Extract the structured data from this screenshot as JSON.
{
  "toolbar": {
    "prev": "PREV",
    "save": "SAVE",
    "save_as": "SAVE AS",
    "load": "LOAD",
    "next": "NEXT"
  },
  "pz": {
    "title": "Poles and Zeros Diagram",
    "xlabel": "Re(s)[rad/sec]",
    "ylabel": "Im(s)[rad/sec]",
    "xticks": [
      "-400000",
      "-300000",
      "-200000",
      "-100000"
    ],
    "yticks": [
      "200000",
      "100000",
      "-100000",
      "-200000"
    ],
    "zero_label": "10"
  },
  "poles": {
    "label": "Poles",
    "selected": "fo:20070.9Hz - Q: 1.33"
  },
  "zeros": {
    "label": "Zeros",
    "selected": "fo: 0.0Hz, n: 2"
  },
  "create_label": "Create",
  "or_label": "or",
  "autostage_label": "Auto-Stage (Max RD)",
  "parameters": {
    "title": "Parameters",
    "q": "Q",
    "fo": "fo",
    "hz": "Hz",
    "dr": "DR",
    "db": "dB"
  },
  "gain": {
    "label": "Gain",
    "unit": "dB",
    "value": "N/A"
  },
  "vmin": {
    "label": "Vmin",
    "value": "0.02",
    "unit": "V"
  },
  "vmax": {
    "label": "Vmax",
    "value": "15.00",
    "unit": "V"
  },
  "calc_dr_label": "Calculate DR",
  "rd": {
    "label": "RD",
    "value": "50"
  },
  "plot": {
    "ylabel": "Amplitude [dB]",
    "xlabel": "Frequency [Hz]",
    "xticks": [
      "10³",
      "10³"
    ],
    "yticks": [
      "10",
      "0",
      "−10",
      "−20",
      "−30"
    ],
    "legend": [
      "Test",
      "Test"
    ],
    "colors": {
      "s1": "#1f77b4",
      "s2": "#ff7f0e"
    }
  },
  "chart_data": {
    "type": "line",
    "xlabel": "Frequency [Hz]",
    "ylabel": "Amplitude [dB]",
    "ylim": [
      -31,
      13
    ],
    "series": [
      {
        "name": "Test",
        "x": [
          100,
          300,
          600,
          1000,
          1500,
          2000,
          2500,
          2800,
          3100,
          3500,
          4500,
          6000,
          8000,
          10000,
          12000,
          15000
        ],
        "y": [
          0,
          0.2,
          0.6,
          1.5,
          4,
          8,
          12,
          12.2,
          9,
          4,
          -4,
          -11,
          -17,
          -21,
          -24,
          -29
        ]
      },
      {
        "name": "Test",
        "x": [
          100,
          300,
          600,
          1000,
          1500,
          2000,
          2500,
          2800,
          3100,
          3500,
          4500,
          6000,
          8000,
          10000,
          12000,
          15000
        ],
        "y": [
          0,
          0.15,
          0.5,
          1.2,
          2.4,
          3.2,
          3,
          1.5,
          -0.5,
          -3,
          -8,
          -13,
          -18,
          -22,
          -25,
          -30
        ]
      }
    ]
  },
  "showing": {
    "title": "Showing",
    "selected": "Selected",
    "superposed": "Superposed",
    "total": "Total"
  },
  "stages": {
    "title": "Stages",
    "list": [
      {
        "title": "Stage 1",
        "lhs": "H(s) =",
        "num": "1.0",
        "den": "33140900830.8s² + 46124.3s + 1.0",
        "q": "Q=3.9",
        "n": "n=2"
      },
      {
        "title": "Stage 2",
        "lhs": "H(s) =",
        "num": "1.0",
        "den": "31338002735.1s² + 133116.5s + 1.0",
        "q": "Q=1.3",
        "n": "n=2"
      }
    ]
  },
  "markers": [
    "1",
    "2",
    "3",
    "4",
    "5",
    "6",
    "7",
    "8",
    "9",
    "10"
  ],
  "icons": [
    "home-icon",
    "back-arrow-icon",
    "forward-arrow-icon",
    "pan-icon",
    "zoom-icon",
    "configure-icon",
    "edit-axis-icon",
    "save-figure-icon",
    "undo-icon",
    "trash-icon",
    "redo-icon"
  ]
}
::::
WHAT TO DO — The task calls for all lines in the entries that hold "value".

TASK SOLUTION —
    "value": "N/A"
    "value": "0.02",
    "value": "15.00",
    "value": "50"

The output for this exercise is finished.